David Hare has penned his first spy thriller and cast Rachel Weisz as a beguiling woman of mystery.
The acclaimed playwright and scriptwriter told me that his film, being made for the BBC by the company behind ITV’s Downton Abbey, is called Page 8. He described the piece as ‘a fiction’, adding that ‘nobody in it represents anybody who is a living person’.
Hare will also direct, with filming to begin in January after Rachel has completed shooting Terence Davies’s big-screen adaptation of Terence Rattigan’s play The Deep Blue Sea, opposite Simon Russell Beale and Tom Hiddleston.
Page 8 — the title refers to the eighth page of a highly secret document — has been cast with top-of-the-line actors.
Bill Nighy will play an MI5 operative who believes Rachel’s character could represent a threat to him.
Michael Gambon will play the director general of the Security Service.
Judy Davis, the celebrated Australian actress who rarely works outside her homeland, will also be in the film in an as yet unspecified role.
Hare met Ralph Fiennes on Wednesday about being in the movie, and he too has accepted.
When Hare was told that he was spotted lunching with Fiennes, he responded: ‘But how did they recognise him? He has shaved all his hair off. I could have been having lunch with Telly Savalas!’
Filming will be overseen by Christine Langan, the creative director of BBC Films, who will be working in conjunction with David Heyman and David Barron and NBC-Universal. Carnival Films, the company behind Downton Abbey, is also on board.
Hare is a fan of espsionage films and noted that it has been ‘sort of conspicuous that there are very few modern spy films’. He said he wrote Page 8 to fill the gap in ‘my own pleasurable cinema-going’.
He misses, among other things, James Bond pictures, although he was pleased to hear that Daniel Craig will be shooting a new Bond by the end of 2011.
However, he had much pleasure in repeating John le Carre’s acerbic view of Ian Fleming’s literary hero. ‘Le Carre famously said James Bond is not a spy — he’s an international terrorist,’ Hare gleefully recounted.

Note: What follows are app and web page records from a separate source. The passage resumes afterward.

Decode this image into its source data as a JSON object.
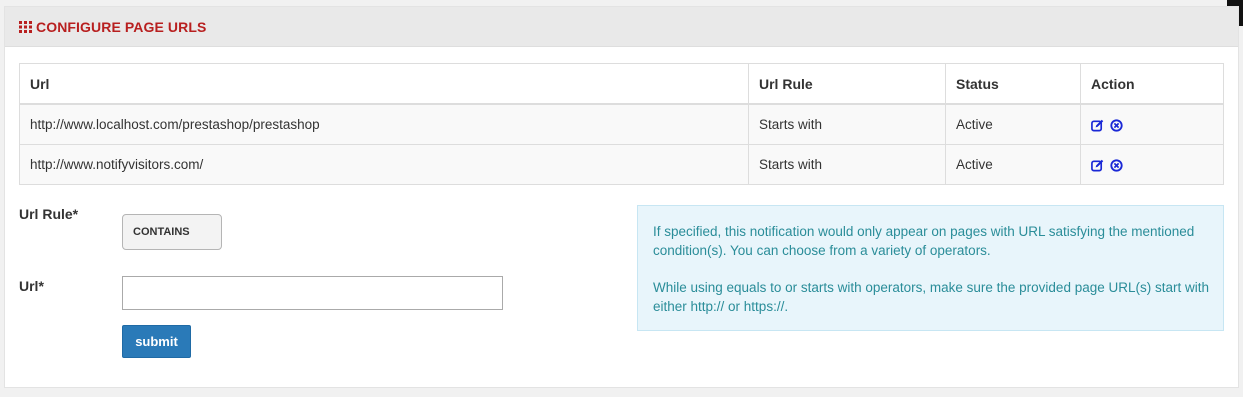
{
  "panel": {
    "title": "CONFIGURE PAGE URLS",
    "title_color": "#b81f1f",
    "icon": "grid-icon"
  },
  "table": {
    "headers": [
      "Url",
      "Url Rule",
      "Status",
      "Action"
    ],
    "rows": [
      {
        "url": "http://www.localhost.com/prestashop/prestashop",
        "rule": "Starts with",
        "status": "Active"
      },
      {
        "url": "http://www.notifyvisitors.com/",
        "rule": "Starts with",
        "status": "Active"
      }
    ],
    "action_icons": [
      "edit-icon",
      "delete-icon"
    ],
    "action_color": "#1a28d6"
  },
  "form": {
    "url_rule_label": "Url Rule*",
    "url_rule_value": "CONTAINS",
    "url_label": "Url*",
    "url_value": "",
    "submit_label": "submit",
    "submit_color": "#2a7ab8"
  },
  "info": {
    "paragraph1": "If specified, this notification would only appear on pages with URL satisfying the mentioned condition(s). You can choose from a variety of operators.",
    "paragraph2": "While using equals to or starts with operators, make sure the provided page URL(s) start with either http:// or https://.",
    "color": "#2a8d99",
    "background": "#e8f5fb"
  }
}
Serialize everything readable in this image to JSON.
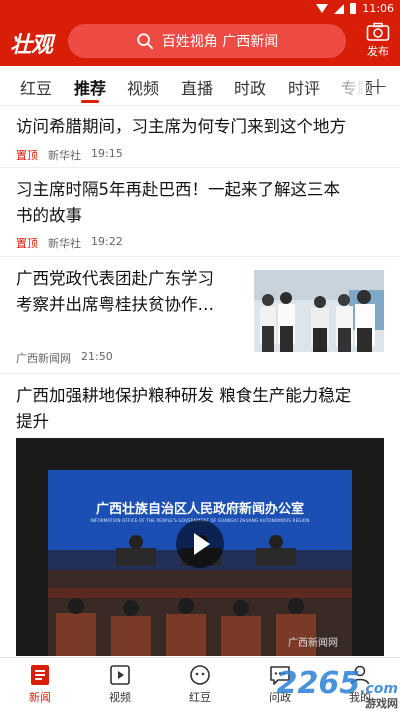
{
  "status_bar": {
    "time": "11:06"
  },
  "header": {
    "logo": "壮观",
    "search_placeholder": "百姓视角 广西新闻",
    "publish_label": "发布"
  },
  "tabs": [
    {
      "label": "红豆"
    },
    {
      "label": "推荐"
    },
    {
      "label": "视频"
    },
    {
      "label": "直播"
    },
    {
      "label": "时政"
    },
    {
      "label": "时评"
    },
    {
      "label": "专题"
    }
  ],
  "feed": [
    {
      "title": "访问希腊期间，习主席为何专门来到这个地方",
      "pin": "置顶",
      "source": "新华社",
      "time": "19:15"
    },
    {
      "title_line1": "习主席时隔5年再赴巴西！一起来了解这三本",
      "title_line2": "书的故事",
      "pin": "置顶",
      "source": "新华社",
      "time": "19:22"
    },
    {
      "title_line1": "广西党政代表团赴广东学习",
      "title_line2": "考察并出席粤桂扶贫协作…",
      "source": "广西新闻网",
      "time": "21:50"
    },
    {
      "title_line1": "广西加强耕地保护粮种研发 粮食生产能力稳定",
      "title_line2": "提升",
      "video_banner": "广西壮族自治区人民政府新闻办公室",
      "video_banner_en": "INFORMATION OFFICE OF THE PEOPLE'S GOVERNMENT OF GUANGXI ZHUANG AUTONOMOUS REGION",
      "video_watermark": "广西新闻网"
    }
  ],
  "bottom_nav": [
    {
      "label": "新闻",
      "icon": "news-icon"
    },
    {
      "label": "视频",
      "icon": "video-icon"
    },
    {
      "label": "红豆",
      "icon": "bean-icon"
    },
    {
      "label": "问政",
      "icon": "chat-icon"
    },
    {
      "label": "我的",
      "icon": "user-icon"
    }
  ],
  "watermark": {
    "brand": "2265",
    "suffix": ".com",
    "site": "游戏网"
  },
  "colors": {
    "accent": "#d81e06"
  }
}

The two writers are near neighbours in leafy North-West London and often compare notes. ‘It’s quite funny having the world’s greatest spy writer living around the corner.’

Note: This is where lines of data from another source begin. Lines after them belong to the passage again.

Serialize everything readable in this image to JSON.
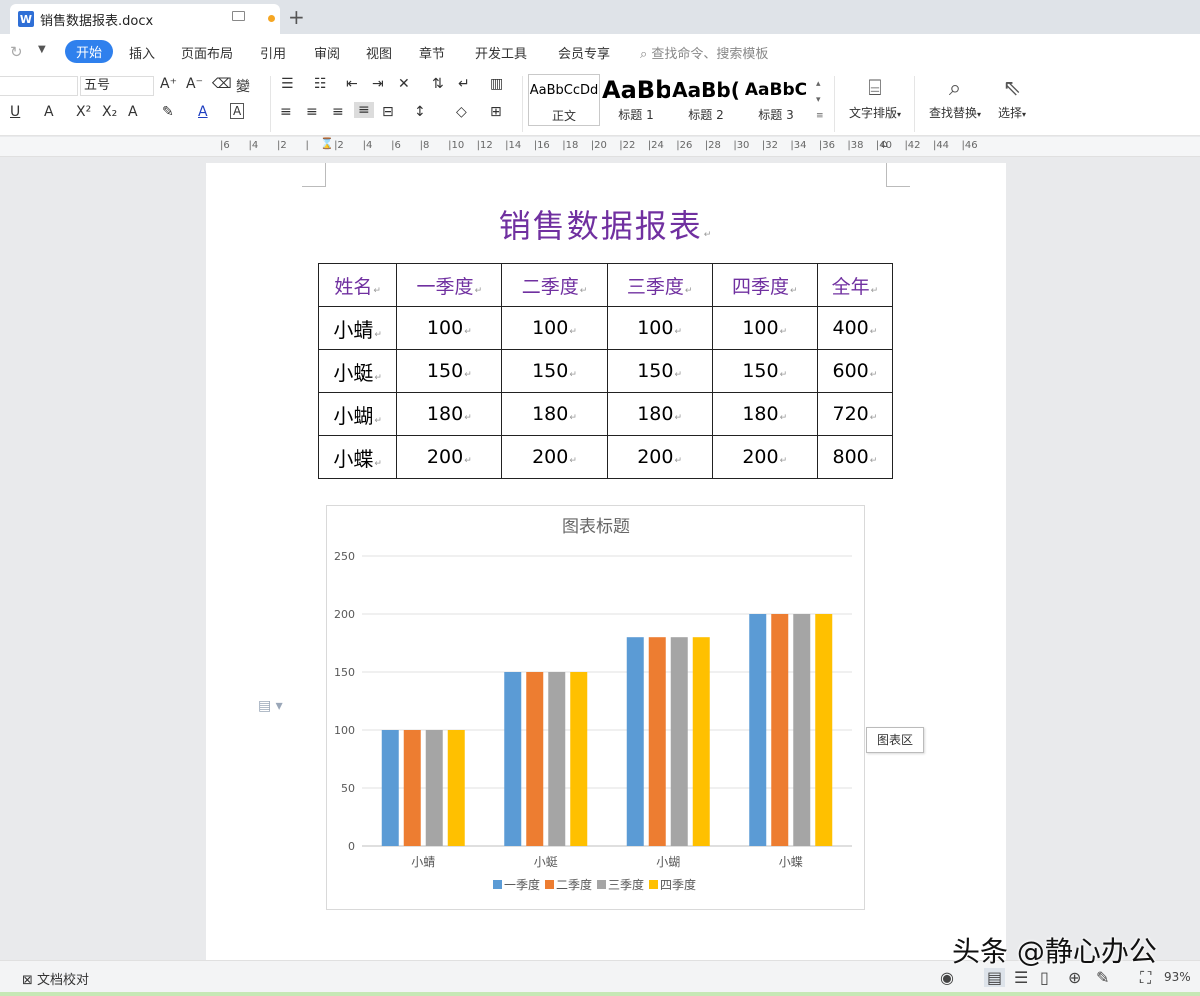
{
  "tab": {
    "title": "销售数据报表.docx",
    "app_icon": "W"
  },
  "menu": {
    "items": [
      "开始",
      "插入",
      "页面布局",
      "引用",
      "审阅",
      "视图",
      "章节",
      "开发工具",
      "会员专享"
    ],
    "search_placeholder": "查找命令、搜索模板"
  },
  "ribbon": {
    "font_size": "五号",
    "styles": [
      {
        "sample": "AaBbCcDd",
        "caption": "正文"
      },
      {
        "sample": "AaBb",
        "caption": "标题 1"
      },
      {
        "sample": "AaBb(",
        "caption": "标题 2"
      },
      {
        "sample": "AaBbC",
        "caption": "标题 3"
      }
    ],
    "text_layout_label": "文字排版",
    "find_replace_label": "查找替换",
    "select_label": "选择"
  },
  "ruler": {
    "ticks": [
      "6",
      "4",
      "2",
      "",
      "2",
      "4",
      "6",
      "8",
      "10",
      "12",
      "14",
      "16",
      "18",
      "20",
      "22",
      "24",
      "26",
      "28",
      "30",
      "32",
      "34",
      "36",
      "38",
      "40",
      "42",
      "44",
      "46"
    ]
  },
  "document": {
    "title": "销售数据报表",
    "table": {
      "headers": [
        "姓名",
        "一季度",
        "二季度",
        "三季度",
        "四季度",
        "全年"
      ],
      "rows": [
        [
          "小蜻",
          "100",
          "100",
          "100",
          "100",
          "400"
        ],
        [
          "小蜓",
          "150",
          "150",
          "150",
          "150",
          "600"
        ],
        [
          "小蝴",
          "180",
          "180",
          "180",
          "180",
          "720"
        ],
        [
          "小蝶",
          "200",
          "200",
          "200",
          "200",
          "800"
        ]
      ]
    }
  },
  "chart_data": {
    "type": "bar",
    "title": "图表标题",
    "categories": [
      "小蜻",
      "小蜓",
      "小蝴",
      "小蝶"
    ],
    "series": [
      {
        "name": "一季度",
        "values": [
          100,
          150,
          180,
          200
        ],
        "color": "#5b9bd5"
      },
      {
        "name": "二季度",
        "values": [
          100,
          150,
          180,
          200
        ],
        "color": "#ed7d31"
      },
      {
        "name": "三季度",
        "values": [
          100,
          150,
          180,
          200
        ],
        "color": "#a5a5a5"
      },
      {
        "name": "四季度",
        "values": [
          100,
          150,
          180,
          200
        ],
        "color": "#ffc000"
      }
    ],
    "ylim": [
      0,
      250
    ],
    "yticks": [
      0,
      50,
      100,
      150,
      200,
      250
    ],
    "grid": true,
    "legend": "bottom"
  },
  "chart_area_tooltip": "图表区",
  "status": {
    "proofread_label": "文档校对",
    "zoom": "93%"
  },
  "watermark": "头条 @静心办公",
  "colors": {
    "accent": "#2f80ed",
    "title_purple": "#7030a0"
  }
}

Hare revealed that Le Carre offered to read the Page 8 script, telling Hare: ‘I promise to be withering.’ Hare added: ‘That put me in my place. I wouldn’t dare give the screenplay to Le Carre. I’d be absolutely terrified to show him what I’ve come up with.’
In any case, Le Carre has a cinematic project of his own. Gary Oldman, Colin Firth and Benedict Cumberbatch are starring in a film of Tinker, Tailor, Soldier, Spy, which is being shot by Working Title and Optimum Releasing with cult director Tomas Alfredson.
Later next year, Rachel will appear in a stage production of Hare’s play Plenty for producer Robert Fox and director David Leveaux.